WHAT NEEDS TO BE DONE:
Determine how many lines in the records hold the word "Αγιος". Return the number alone.

ENTRIES PROVIDED:
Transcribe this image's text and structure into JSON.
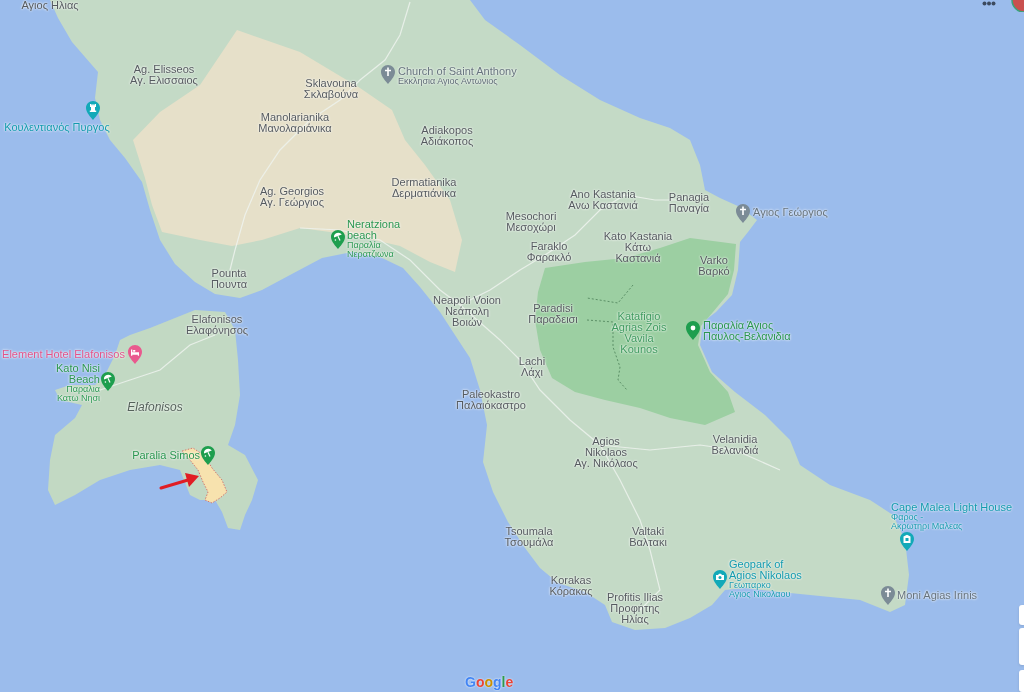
{
  "map": {
    "place_labels": [
      {
        "kind": "town",
        "local_name": [
          "Αγιος Ηλιας"
        ]
      },
      {
        "kind": "town",
        "name": [
          "Ag. Elisseos"
        ],
        "local_name": [
          "Αγ. Ελισσαιος"
        ]
      },
      {
        "kind": "town",
        "name": [
          "Sklavouna"
        ],
        "local_name": [
          "Σκλαβούνα"
        ]
      },
      {
        "kind": "town",
        "name": [
          "Manolarianika"
        ],
        "local_name": [
          "Μανολαριάνικα"
        ]
      },
      {
        "kind": "town",
        "name": [
          "Adiakopos"
        ],
        "local_name": [
          "Αδιάκοπος"
        ]
      },
      {
        "kind": "town",
        "name": [
          "Dermatianika"
        ],
        "local_name": [
          "Δερματιάνικα"
        ]
      },
      {
        "kind": "town",
        "name": [
          "Ag. Georgios"
        ],
        "local_name": [
          "Αγ. Γεώργιος"
        ]
      },
      {
        "kind": "town",
        "name": [
          "Ano Kastania"
        ],
        "local_name": [
          "Ανω Καστανιά"
        ]
      },
      {
        "kind": "town",
        "name": [
          "Panagia"
        ],
        "local_name": [
          "Παναγία"
        ]
      },
      {
        "kind": "town",
        "name": [
          "Mesochori"
        ],
        "local_name": [
          "Μεσοχώρι"
        ]
      },
      {
        "kind": "town",
        "name": [
          "Faraklo"
        ],
        "local_name": [
          "Φαρακλό"
        ]
      },
      {
        "kind": "town",
        "name": [
          "Kato Kastania"
        ],
        "local_name": [
          "Κάτω",
          "Καστανιά"
        ]
      },
      {
        "kind": "town",
        "name": [
          "Varko"
        ],
        "local_name": [
          "Βαρκό"
        ]
      },
      {
        "kind": "town",
        "name": [
          "Pounta"
        ],
        "local_name": [
          "Πουντα"
        ]
      },
      {
        "kind": "town",
        "name": [
          "Neapoli Voion"
        ],
        "local_name": [
          "Νεάπολη",
          "Βοιών"
        ]
      },
      {
        "kind": "town",
        "name": [
          "Paradisi"
        ],
        "local_name": [
          "Παραδεισι"
        ]
      },
      {
        "kind": "town",
        "name": [
          "Elafonisos"
        ],
        "local_name": [
          "Ελαφόνησος"
        ]
      },
      {
        "kind": "town",
        "name": [
          "Lachi"
        ],
        "local_name": [
          "Λάχι"
        ]
      },
      {
        "kind": "island",
        "name": [
          "Elafonisos"
        ]
      },
      {
        "kind": "town",
        "name": [
          "Paleokastro"
        ],
        "local_name": [
          "Παλαιόκαστρο"
        ]
      },
      {
        "kind": "town",
        "name": [
          "Agios",
          "Nikolaos"
        ],
        "local_name": [
          "Αγ. Νικόλαος"
        ]
      },
      {
        "kind": "town",
        "name": [
          "Velanidia"
        ],
        "local_name": [
          "Βελανιδιά"
        ]
      },
      {
        "kind": "town",
        "name": [
          "Tsoumala"
        ],
        "local_name": [
          "Τσουμάλα"
        ]
      },
      {
        "kind": "town",
        "name": [
          "Valtaki"
        ],
        "local_name": [
          "Βαλτακι"
        ]
      },
      {
        "kind": "town",
        "name": [
          "Korakas"
        ],
        "local_name": [
          "Κόρακας"
        ]
      },
      {
        "kind": "town",
        "name": [
          "Profitis Ilias"
        ],
        "local_name": [
          "Προφήτης",
          "Ηλίας"
        ]
      }
    ],
    "points_of_interest": [
      {
        "kind": "church",
        "name": [
          "Church of Saint Anthony"
        ],
        "local_name": [
          "Εκκλησια Αγιος Αντωνιος"
        ]
      },
      {
        "kind": "tower",
        "name": [
          "Κουλεντιανός Πυργος"
        ]
      },
      {
        "kind": "church",
        "name": [
          "Άγιος Γεώργιος"
        ]
      },
      {
        "kind": "beach",
        "name": [
          "Neratziona",
          "beach"
        ],
        "local_name": [
          "Παραλία",
          "Νερατζιωνα"
        ]
      },
      {
        "kind": "area",
        "name": [
          "Katafigio",
          "Agrias Zois",
          "Vavila",
          "Kounos"
        ]
      },
      {
        "kind": "place",
        "name": [
          "Παραλία Άγιος",
          "Παυλος-Βελανιδια"
        ]
      },
      {
        "kind": "hotel",
        "name": [
          "Element Hotel Elafonisos"
        ]
      },
      {
        "kind": "beach",
        "name": [
          "Kato Nisi",
          "Beach"
        ],
        "local_name": [
          "Παραλια",
          "Κατω Νησι"
        ]
      },
      {
        "kind": "beach",
        "name": [
          "Paralia Simos"
        ]
      },
      {
        "kind": "lighthouse",
        "name": [
          "Cape Malea Light House"
        ],
        "local_name": [
          "Φαρος -",
          "Ακρωτηρι Μαλεας"
        ]
      },
      {
        "kind": "camera",
        "name": [
          "Geopark of",
          "Agios Nikolaos"
        ],
        "local_name": [
          "Γεωπαρκο",
          "Αγιος Νικολαου"
        ]
      },
      {
        "kind": "church",
        "name": [
          "Moni Agias Irinis"
        ]
      }
    ]
  },
  "logo": "Google"
}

RESPONSE TO THE TASK:
3